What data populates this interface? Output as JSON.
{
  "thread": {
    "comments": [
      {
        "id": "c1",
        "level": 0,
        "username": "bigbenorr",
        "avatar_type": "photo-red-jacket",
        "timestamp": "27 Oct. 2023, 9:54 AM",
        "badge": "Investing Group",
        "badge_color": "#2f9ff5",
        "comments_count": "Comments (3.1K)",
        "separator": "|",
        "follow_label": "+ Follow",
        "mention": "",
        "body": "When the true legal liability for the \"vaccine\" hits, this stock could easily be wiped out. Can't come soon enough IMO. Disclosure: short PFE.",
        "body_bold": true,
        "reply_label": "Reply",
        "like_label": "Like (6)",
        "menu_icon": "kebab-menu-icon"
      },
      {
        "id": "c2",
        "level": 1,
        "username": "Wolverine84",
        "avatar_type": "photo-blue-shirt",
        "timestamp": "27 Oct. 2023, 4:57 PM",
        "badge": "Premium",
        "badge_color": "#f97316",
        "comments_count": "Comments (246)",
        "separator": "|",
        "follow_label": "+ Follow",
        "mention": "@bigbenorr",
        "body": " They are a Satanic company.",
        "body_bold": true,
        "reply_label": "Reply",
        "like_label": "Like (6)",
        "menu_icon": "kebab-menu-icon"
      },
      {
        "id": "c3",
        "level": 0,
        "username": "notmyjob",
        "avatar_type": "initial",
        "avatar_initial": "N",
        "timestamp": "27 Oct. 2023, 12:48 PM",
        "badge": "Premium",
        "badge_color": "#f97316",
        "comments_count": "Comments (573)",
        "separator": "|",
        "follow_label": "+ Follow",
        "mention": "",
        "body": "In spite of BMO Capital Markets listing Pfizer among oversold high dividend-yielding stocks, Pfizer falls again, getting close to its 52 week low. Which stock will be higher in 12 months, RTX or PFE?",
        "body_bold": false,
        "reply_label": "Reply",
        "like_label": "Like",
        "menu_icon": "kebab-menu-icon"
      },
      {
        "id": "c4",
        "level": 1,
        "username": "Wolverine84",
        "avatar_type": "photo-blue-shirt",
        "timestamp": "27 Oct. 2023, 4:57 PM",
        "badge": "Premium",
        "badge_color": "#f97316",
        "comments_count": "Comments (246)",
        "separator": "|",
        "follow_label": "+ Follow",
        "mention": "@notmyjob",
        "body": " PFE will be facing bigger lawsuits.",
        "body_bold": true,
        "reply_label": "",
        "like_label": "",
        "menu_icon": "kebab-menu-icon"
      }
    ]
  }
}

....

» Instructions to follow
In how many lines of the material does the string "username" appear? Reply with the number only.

» Answer box
4